— Data for the task —
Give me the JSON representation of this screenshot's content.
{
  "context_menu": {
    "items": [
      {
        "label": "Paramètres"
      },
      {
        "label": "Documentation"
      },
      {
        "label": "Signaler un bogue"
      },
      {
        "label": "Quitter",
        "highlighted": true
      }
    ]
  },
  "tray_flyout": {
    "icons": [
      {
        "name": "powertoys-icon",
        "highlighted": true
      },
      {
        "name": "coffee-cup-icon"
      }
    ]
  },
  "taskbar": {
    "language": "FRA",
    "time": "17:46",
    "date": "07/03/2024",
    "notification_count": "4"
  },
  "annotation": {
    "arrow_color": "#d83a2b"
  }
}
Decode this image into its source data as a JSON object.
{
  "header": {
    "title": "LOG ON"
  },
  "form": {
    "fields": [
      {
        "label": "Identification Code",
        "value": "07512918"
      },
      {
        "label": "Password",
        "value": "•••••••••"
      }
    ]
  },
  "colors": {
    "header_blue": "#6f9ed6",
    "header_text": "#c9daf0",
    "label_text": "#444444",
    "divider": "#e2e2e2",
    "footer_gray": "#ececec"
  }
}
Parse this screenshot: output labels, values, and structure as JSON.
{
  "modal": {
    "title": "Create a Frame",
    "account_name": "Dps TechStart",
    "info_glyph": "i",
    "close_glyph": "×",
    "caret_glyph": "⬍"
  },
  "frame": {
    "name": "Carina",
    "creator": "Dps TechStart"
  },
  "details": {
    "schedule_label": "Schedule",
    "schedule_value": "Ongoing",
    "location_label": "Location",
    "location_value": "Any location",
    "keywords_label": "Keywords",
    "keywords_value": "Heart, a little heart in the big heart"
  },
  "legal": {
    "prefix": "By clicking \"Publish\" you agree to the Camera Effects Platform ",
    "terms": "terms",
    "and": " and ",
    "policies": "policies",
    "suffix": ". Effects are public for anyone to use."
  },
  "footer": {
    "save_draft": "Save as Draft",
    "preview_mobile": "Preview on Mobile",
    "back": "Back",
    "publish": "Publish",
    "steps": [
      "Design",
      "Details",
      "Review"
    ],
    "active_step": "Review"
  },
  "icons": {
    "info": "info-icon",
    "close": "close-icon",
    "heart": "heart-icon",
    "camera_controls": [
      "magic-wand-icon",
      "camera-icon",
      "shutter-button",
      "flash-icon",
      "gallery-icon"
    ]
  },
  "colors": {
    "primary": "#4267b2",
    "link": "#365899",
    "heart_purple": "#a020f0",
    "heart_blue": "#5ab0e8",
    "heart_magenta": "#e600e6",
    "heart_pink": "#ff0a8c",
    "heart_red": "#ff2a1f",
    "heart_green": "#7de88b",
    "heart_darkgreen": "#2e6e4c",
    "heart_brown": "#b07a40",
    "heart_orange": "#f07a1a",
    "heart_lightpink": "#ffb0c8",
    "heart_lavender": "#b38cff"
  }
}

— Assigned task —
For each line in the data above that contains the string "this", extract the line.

— Answer area —
Give me the JSON representation of this screenshot's content.
Decode this image into its source data as a JSON object.
Parse this screenshot: output labels, values, and structure as JSON.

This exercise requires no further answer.